It seems everything goes back to the Tropic Man in this “world fit for poets and spiritual exiles.” And skipping town before dropping in on the Henry Miller Memorial Library is akin to not paying a visit to Mr. Mojo Risin’s grave at Pere Lachaise cemetery when in Paris. The grounds are free and funky, bohemian and incense-perfumed, highlighted by a ping pong table (Miller loved to play ping pong with naked women), outdoor chairs, and an immense flower-garden. If you are lucky, you might even catch a glimpse of Neil Young, Henry Rollins, Patti Smith or members of the Grateful Dead playing an impromptu concert or reading poetry on the garden stage. In the fall, the garden is transformed into an outdoor starry movie theatre, showing movies like Bela Lugosi’s 1931 Dracula, Scorsese’s Kundun and Errol Morris’s documentary, Tabloid. Up the steps and into the house, once owned and occupied by Henry’s dear friend, groundskeeper Emil White—who inherited the property after Miller’s death in June, 1981—lies a modest, bucolic cabin with a treasure trove of the author’s finest pulp: non-fiction, biographies, letters, and out-of-print books. Under the glass tables lie rare editions and various paperback incarnations of Tropic of Cancer, Tropic of Capricorn, Nexus, Sexus and Plexus (The Rosy Crucifixion), The Air- Conditioned Nightmare and, of course, many imprints of Big Sur and the Oranges of Hieronymus Bosch.
In addition to books, rare watercolor paintings by Miller drape the walls, while recordings and magazines pile up in the corners. Like all of Big Sur, the lazy, placid days go by deceptively fast on the grounds, and before you know it the sky has darkened and the woofing seals can be heard from the nearby beach.
Time to head out of the misty kingdom—or is it? There comes a point in Big Sur, like other narcotic enclaves idyll for the grand “life dropout”—Bali, Goa, Ibiza, Costa Rica—that you have to leave… or there’s a good chance you’ll wake up years later in a blink of a butterfly wing; which, depending on how you look at it, could be The Dream or The Nightmare. Miller, who stayed for almost 15 years, wrote: “Most of the people who come to Big Sur are not concerned with undermining a vicious system, but with leading their lives on the fringe of society.” While Mickey Muennig likes to quip, “I came here for a two- week vacation…20 years ago.”

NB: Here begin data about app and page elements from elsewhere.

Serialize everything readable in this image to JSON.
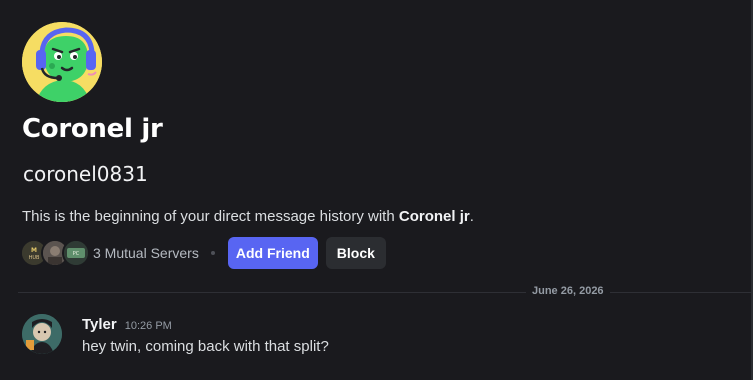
{
  "profile": {
    "display_name": "Coronel jr",
    "username": "coronel0831",
    "avatar_icon": "green-gamer-headset-avatar-icon"
  },
  "intro": {
    "prefix": "This is the beginning of your direct message history with ",
    "name": "Coronel jr",
    "suffix": "."
  },
  "actions": {
    "mutual_servers_label": "3 Mutual Servers",
    "mutual_server_icons": [
      "server-icon-1",
      "server-icon-2",
      "server-icon-3"
    ],
    "add_friend_label": "Add Friend",
    "block_label": "Block"
  },
  "divider": {
    "date": "June 26, 2026"
  },
  "messages": [
    {
      "author": "Tyler",
      "time": "10:26 PM",
      "text": "hey twin, coming back with that split?",
      "avatar_icon": "user-avatar-icon"
    }
  ],
  "colors": {
    "background": "#1a1a1e",
    "primary_button": "#5865f2",
    "secondary_button": "#2b2d31",
    "avatar_bg": "#f6dd63",
    "avatar_character": "#3ed168",
    "headset": "#5865f2"
  }
}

Thompson, who blew town after a few months, had another, more sober, view: “Some people stay in Big Sur for too long, but most have to move on after a good period of time, finding it ‘too slow’ or ‘too lonely’ for their tastes.”
At last count, there were roughly 1,000 residents of Big Sur, not counting, of course, the thousands of restless phantoms or “fog spirits” that drift in and out of town like the morning mist, filling up and emptying out, bathing and meditating, looking for that hazy balance between earth and “somewhere else.”
Either way, whether you are ebbing or flowing in El País Grande del Sur, a fluffy Kevah omelet with thick, sizzling swaths of applewood bacon on the cool, wooded patio of Café Kevah, which looms like some sort of gastronomical refuge on top of the world, is a nice send-off or welcome. Of course, Miller knew this 60 years ago, as he gazed out from this very empty, dusty bluff, his cabin home at the time, the only speck of humanity for miles: “Out yonder they may curse, revile, and torture one another, defile all the human instincts, make a shambles of creation (if it were in their power), but here, no, here, it is unthinkable, here there is abiding peace, the peace of God, and the serene security created by a handful of good neighbors living at one with the creature world.”
Zen luxury has never been more grandiose.